|Water, water, no where.|
|Outside the pediatric procedures suites at Memorial-Hermann.|
Eli had the first injection of the dose escalation trial of methotrexate into the fourth ventricle this morning. It was very simple. It only took about 15 minutes including prep time. The needle into the catheter at the back of his neck is smaller than the one they use to access his port. We did not have any numbing cream or “freezy spray,” the doctor just stuck it right in the back of his neck, and Eli
|The infusion and flush into the catheter.|
So, the first treatment came and went with little attention and no fuss. We lucked up with a parking place next to the elevator, the research nurse on the trial met us at the front to walk us to the new procedures suites. The kids, sans Eli, stopped to watch TV in the waiting room right outside the suites while we went in. Then we were done. We
The next treatment will be Thursday, and unless there is a problem, we don’t even go for a check-up. We had a fun couple of days before Vic went home to get the girls Saturday. Since we just had the boys, we wanted to do something that maybe the girls wouldn’t care anything about, so, on Friday, we visited the Railroad Museum in Galveston, and ate at Rain Forest cafe (which the girls would like, but it was cheaper without them) kind of for Vic’s birthday, but mostly for the boys to enjoy with him. We drove around some, noting what we figured was devastation from Katrina and lack of money to repair what was
|Getting ready for the first|
injection, putting our super on.
|Eli wanted to bring Eli Bear for|
his own picture adventure.
Vic went home Saturday, then the boys and I attended worship at Pearland Church of Christ in Pearland on Sunday. If Eli handles this treatment so well, we wouldn’t necessarily have to be right in the medical district, as we were thinking to be near the main hospital. And only coming to the
|Caleb likes to "be funny" and thought this would look funny.|
direction, but it seems to me that 288 rarely has the trouble that the interstates do. I’m probably wrong and will sign a three-month contract and get burned about that). If we go a bit outside of Houston, we get a lot more bling for our buck. And Pearland is almost as straight of a shot as you can get to the medical district with very nice apartment complexes right on the exit of the main highway going into Houston, and there is a Memorial-Hermann emergency room on that exit as well. So, the boys and I visited the small congregation, which, as you would expect with anywhere one goes, was
Vic and the girls arrived late Sunday night after them having been to Bible camp.

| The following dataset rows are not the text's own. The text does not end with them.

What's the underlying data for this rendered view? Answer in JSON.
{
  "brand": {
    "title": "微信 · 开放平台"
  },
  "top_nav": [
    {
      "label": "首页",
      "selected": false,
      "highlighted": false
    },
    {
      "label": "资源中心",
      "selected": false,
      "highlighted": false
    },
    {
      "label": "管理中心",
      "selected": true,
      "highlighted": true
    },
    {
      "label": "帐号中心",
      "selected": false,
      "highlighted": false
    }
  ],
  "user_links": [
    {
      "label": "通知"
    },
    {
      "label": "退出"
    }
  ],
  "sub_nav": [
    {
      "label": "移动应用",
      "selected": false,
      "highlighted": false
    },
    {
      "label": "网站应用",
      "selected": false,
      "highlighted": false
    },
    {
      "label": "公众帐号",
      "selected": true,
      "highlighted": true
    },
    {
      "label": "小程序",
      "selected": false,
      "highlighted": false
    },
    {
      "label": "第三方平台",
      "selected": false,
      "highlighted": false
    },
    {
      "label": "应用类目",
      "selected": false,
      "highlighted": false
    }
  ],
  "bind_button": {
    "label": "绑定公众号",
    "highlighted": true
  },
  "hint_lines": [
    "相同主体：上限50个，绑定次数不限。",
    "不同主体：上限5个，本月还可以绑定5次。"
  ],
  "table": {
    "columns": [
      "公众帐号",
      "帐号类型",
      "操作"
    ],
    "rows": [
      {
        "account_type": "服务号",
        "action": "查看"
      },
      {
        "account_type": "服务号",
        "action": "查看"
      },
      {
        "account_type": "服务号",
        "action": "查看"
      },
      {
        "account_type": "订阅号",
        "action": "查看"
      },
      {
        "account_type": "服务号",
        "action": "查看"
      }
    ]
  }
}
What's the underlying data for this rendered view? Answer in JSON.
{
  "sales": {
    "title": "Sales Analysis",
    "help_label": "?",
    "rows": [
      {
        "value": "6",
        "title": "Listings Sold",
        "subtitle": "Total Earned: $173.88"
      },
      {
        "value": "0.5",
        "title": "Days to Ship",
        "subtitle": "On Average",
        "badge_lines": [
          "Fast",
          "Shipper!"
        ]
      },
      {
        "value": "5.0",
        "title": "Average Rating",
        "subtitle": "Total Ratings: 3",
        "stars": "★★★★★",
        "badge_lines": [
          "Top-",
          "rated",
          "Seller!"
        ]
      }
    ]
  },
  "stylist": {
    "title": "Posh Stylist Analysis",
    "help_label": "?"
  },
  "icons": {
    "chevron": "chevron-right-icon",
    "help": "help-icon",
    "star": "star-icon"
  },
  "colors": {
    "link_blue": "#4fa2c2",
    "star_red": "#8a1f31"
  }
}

Abbey is nurturing another awful case of poison ivy on
|The kids waiting on "Bill" to hit.|
Monday, we had our appointment for the injection, then we spent the rest of the afternoon looking at apartments. Please, don’t feel obligated to send me information about housing. I can’t imagine that you will send me something that I don’t already know. I know about the Ronald McDonald House, but I have more than their limit of four people. They will not make an exception (at least the one in Memphis would not, assuming that is consistent), there is a reason for the rule, and the “C” card just doesn’t play there. Most medical housing has the four-person limit, and most have
|The boys with the "Ghost Travelers" at the depot.|
So, today, while we are all checking our weather channel apps, we took the opportunity to avoid being cooped up and visited some apartments in the medical district to compare prices to be sure. As one would expect, it’s all a trade-off. We could be closer, in not as nice of an apartment for more cost or cheaper and farther away in a little nicer place. So, it is a hard choice, but I’m leaning toward Pearland just to be away from the big city and save a little money, and chance it with the traffic. Abbey and I went back
Thank you for all that you do, and the large part that you play in Eli’s little life.